It is in the context of community that the people of God grow in their affection for each other. We all, from time to time, need a brother or sister in Christ to be speaking God’s truth into our lives. There are also times when we lovingly and graciously need to speak truth into their lives as well. True growth in the gospel can’t happen apart from community. The New Testament makes this apparent with all the “one another” passages.
Secondly, it’s important to distinguish between the corporate worship gathering and the smaller community gathering. The purpose of corporate worship is the exaltation of God through singing, the Word, and the sacraments. The smaller community gathering is where faith becomes practical and real. While corporate worship is central to church life, it doesn’t and can’t be the entirety of the Christian experience.
We need a safe, encouraging environment where we can take what we’ve learned about God and apply it to life … and that’s where community groups come in. We all need a space where we can get help figuring out where our gospel blind spots are; while at the same time helping others see theirs.

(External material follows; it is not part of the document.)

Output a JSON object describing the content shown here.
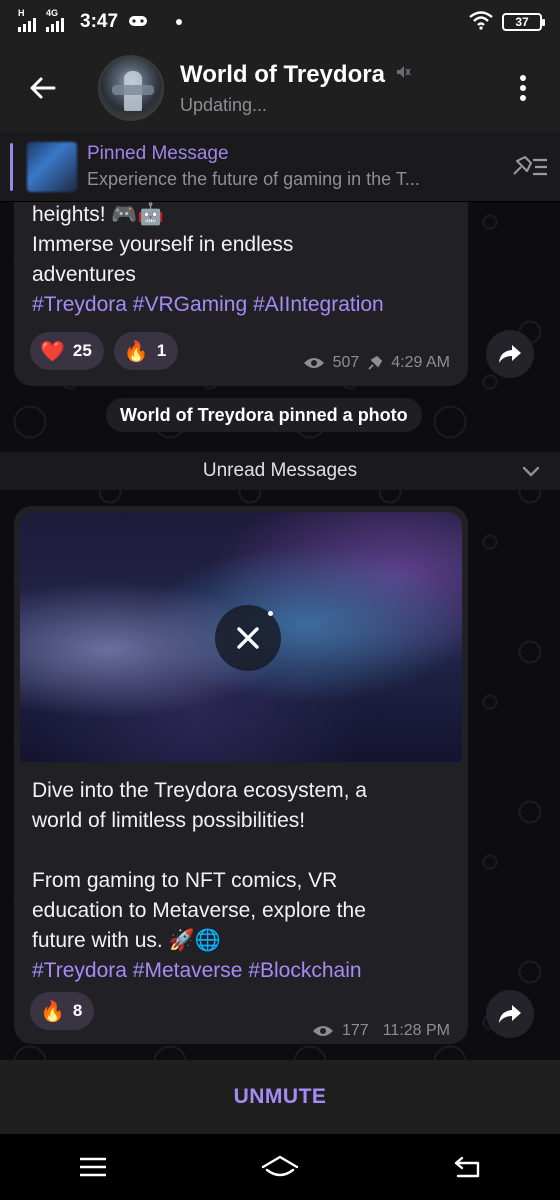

This leads us to our final reason.
Thirdly, community is the context best suited for discipleship, gift discovery, and service. Discipleship only happens in the context of relationship. These relationships are necessary if we are to grow in holiness. We aren’t smart enough to figure it out on our own. We weren’t designed to go through life on our own. We are designed, by our Creator, for relationship; with Him and with each other.
It is in the context of community where we are safe to explore how God has designed us and for what purpose. He has uniquely gifted each of us for His service and to be of service to each other. Most of us require the eye of another to see it because our pride gets in the way.
Simply put, Community Groups are necessary because God’s people need a place and space to cultivate biblical, gospel-centered, and missional relationships.